Problem requirements ▸
The answer is a number and only a number: how many lines of the data include the string "Středisko"?

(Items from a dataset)
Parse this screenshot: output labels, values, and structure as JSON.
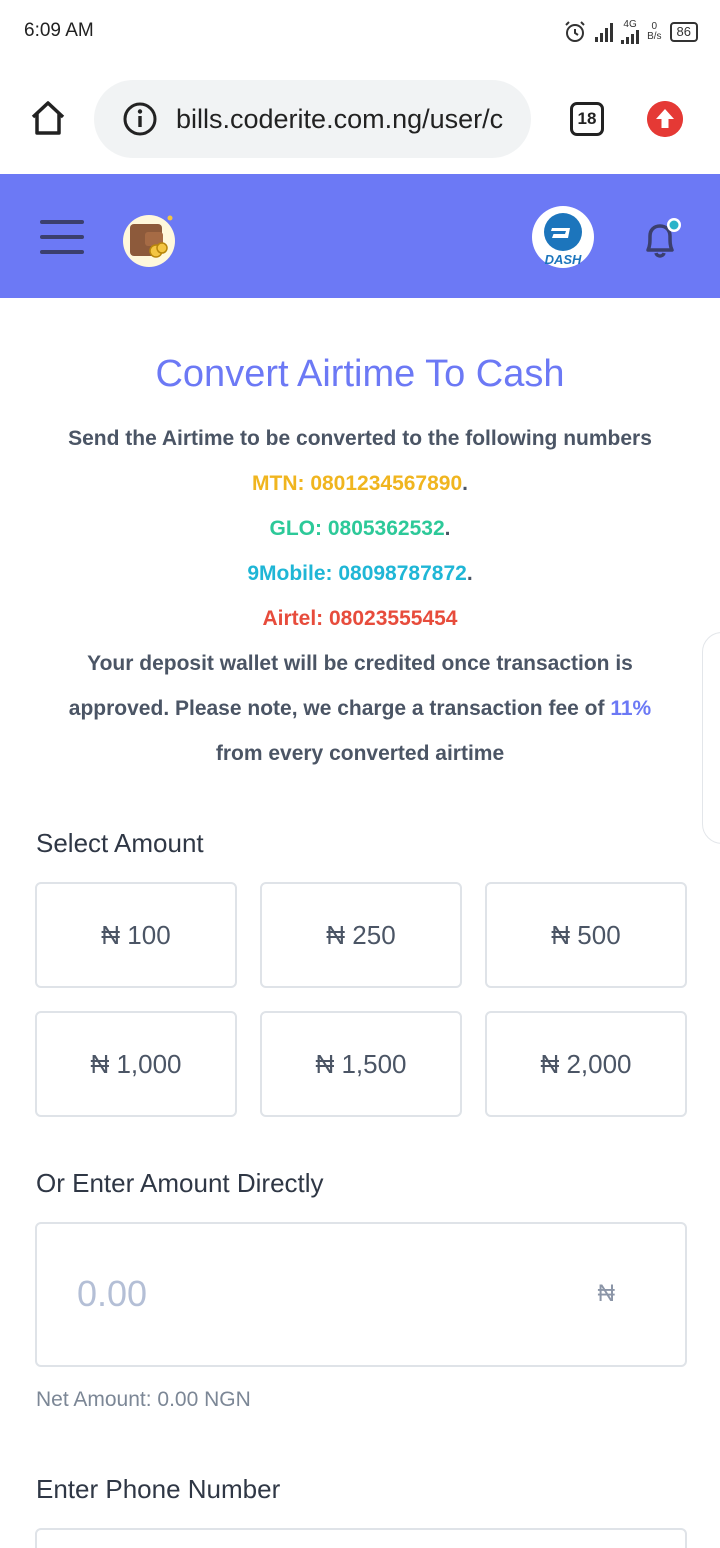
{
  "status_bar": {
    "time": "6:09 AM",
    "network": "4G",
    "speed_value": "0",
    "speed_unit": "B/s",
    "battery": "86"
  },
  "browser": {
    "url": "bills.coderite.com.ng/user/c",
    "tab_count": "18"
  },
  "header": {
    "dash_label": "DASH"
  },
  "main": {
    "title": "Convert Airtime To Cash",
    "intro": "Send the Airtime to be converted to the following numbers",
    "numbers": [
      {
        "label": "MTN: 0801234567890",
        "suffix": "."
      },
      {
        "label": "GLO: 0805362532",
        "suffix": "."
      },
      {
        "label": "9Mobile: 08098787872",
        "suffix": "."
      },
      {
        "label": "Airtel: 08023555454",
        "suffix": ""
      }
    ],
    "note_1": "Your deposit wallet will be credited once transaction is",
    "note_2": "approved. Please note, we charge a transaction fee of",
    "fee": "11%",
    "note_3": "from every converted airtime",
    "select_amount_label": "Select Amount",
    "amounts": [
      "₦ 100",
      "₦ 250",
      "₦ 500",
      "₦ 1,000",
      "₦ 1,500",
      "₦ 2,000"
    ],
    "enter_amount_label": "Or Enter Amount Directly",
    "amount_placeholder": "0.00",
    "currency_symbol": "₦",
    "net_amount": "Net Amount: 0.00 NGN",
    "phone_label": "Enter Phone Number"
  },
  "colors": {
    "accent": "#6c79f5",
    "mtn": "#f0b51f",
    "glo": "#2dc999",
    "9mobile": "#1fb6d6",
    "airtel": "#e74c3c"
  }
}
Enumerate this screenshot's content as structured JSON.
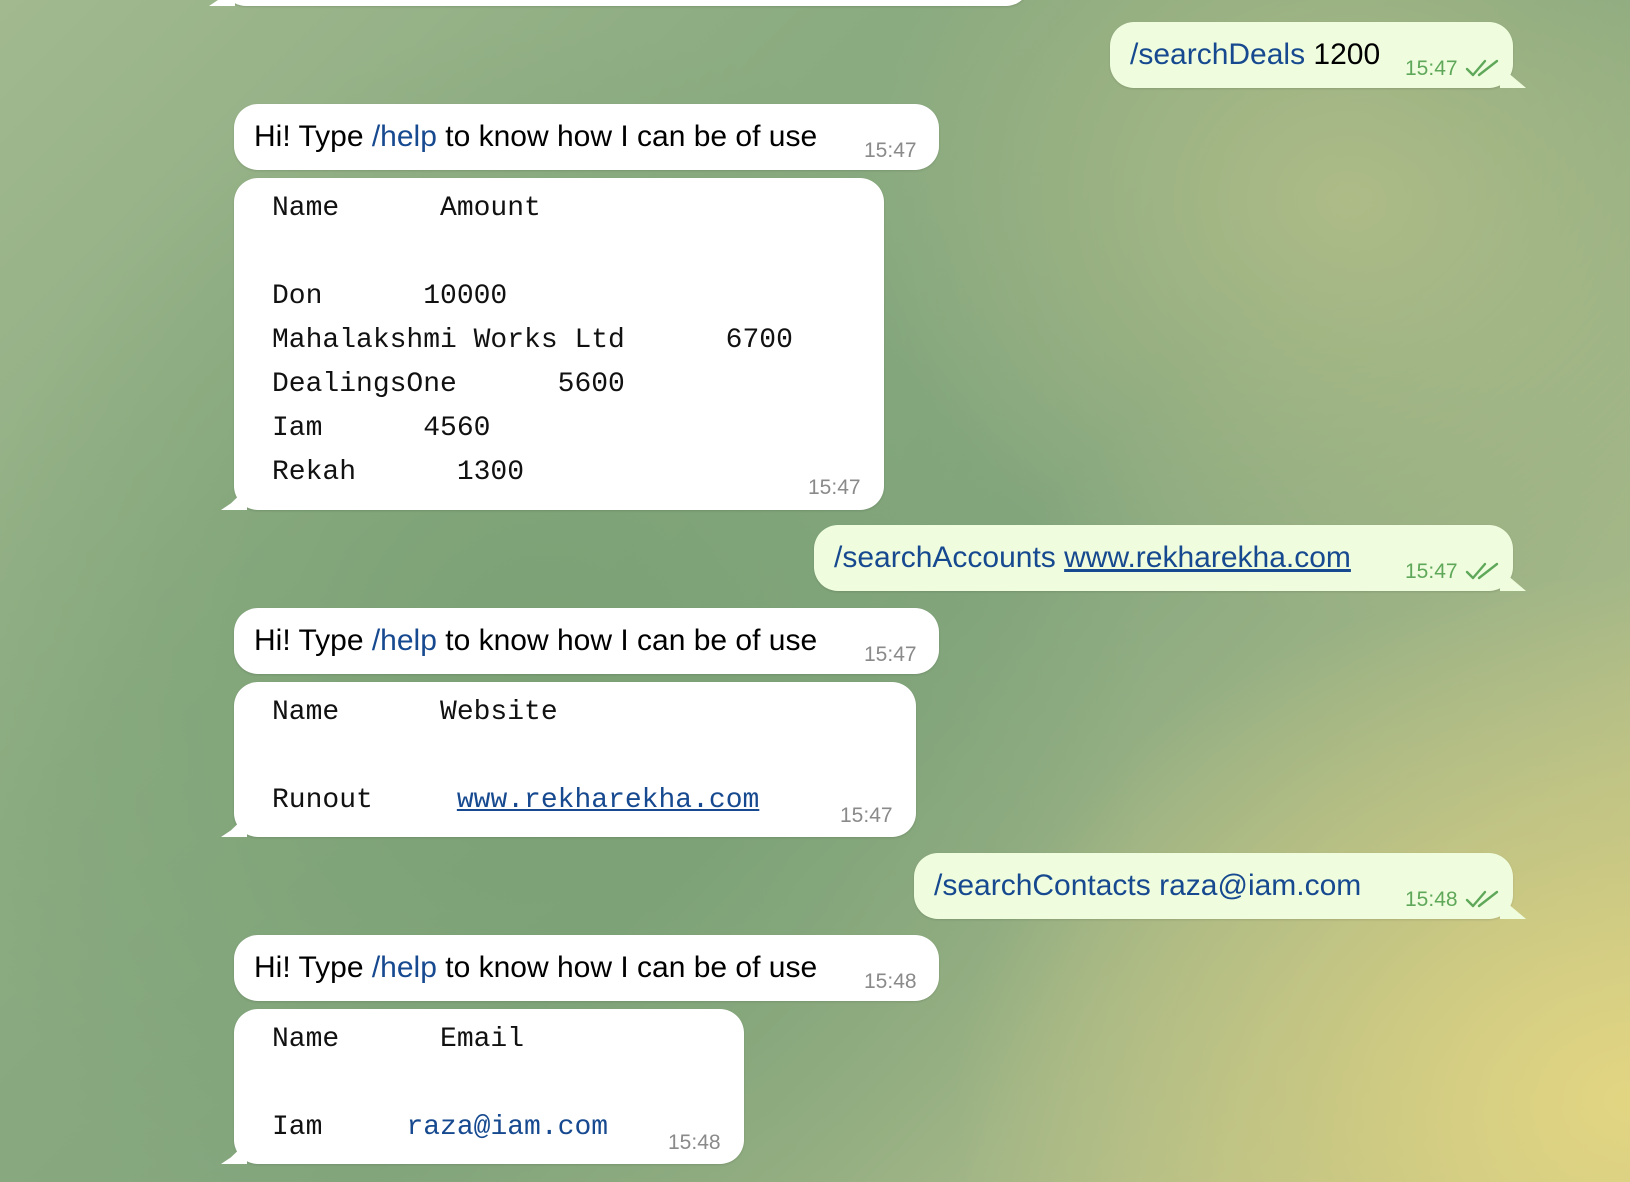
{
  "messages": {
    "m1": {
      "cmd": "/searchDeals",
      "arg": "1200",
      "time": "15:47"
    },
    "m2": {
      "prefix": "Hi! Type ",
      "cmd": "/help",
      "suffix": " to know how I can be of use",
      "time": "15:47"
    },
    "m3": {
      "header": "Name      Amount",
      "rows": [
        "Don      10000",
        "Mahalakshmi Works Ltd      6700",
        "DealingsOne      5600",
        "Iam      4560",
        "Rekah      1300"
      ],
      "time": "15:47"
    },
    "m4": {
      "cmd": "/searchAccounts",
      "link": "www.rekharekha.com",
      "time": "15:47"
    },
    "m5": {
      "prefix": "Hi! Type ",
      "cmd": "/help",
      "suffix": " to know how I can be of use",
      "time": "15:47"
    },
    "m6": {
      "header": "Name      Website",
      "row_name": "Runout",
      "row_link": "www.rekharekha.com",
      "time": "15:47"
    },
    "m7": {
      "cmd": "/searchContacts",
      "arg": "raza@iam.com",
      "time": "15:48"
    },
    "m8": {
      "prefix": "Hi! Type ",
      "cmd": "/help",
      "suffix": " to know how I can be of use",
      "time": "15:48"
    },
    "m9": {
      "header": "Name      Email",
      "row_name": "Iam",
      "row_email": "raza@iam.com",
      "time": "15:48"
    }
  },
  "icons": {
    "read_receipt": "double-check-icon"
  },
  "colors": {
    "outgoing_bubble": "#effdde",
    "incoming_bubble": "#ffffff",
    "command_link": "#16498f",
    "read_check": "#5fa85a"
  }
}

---

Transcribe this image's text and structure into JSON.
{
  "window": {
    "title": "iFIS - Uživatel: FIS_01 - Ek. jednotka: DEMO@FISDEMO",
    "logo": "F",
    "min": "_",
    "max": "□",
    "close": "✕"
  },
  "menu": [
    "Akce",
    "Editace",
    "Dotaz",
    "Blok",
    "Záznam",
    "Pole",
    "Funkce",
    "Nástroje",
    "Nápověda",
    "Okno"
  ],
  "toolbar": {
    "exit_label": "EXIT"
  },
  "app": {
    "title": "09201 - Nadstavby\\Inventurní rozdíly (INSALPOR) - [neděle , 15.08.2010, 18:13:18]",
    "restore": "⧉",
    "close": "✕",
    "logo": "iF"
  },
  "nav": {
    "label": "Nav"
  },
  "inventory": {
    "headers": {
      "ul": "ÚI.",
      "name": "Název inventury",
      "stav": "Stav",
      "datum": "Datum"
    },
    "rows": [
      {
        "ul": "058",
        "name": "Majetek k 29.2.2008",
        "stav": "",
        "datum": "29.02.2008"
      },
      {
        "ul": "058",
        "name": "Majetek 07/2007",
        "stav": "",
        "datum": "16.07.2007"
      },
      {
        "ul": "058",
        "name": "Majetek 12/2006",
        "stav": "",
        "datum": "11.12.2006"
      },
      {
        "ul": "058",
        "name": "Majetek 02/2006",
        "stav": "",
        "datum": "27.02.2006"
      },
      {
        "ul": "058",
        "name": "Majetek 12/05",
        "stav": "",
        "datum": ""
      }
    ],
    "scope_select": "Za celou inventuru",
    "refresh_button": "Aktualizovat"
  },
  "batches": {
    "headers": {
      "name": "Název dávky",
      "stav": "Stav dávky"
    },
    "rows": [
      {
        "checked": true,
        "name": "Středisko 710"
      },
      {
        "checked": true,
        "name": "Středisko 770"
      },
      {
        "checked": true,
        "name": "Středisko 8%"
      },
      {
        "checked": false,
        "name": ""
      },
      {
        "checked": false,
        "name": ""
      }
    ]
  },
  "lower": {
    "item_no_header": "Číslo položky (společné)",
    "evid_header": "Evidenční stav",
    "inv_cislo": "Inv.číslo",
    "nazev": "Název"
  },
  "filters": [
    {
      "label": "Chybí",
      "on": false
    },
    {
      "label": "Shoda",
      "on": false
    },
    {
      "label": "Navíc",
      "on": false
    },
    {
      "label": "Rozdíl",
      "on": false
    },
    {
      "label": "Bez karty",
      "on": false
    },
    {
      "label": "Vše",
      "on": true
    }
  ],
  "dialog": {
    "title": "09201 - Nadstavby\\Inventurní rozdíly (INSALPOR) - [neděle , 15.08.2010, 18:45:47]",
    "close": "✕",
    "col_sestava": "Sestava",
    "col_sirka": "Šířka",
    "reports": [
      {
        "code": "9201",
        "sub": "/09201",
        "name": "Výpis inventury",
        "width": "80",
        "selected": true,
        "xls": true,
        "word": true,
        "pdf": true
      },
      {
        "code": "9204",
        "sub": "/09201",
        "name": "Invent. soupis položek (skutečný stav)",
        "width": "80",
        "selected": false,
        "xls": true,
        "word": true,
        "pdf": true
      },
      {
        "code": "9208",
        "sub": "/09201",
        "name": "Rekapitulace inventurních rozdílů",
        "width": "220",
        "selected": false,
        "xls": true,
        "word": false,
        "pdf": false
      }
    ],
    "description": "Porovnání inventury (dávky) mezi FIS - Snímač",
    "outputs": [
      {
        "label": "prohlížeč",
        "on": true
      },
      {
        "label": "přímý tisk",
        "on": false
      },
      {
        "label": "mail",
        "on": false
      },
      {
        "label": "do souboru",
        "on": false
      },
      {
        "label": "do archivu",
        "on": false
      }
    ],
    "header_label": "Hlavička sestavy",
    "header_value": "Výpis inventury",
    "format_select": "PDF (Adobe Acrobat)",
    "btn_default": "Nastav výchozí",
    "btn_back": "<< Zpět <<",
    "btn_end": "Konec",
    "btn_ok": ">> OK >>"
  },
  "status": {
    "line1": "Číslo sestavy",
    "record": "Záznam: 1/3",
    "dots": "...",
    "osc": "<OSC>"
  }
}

Written response ▸
3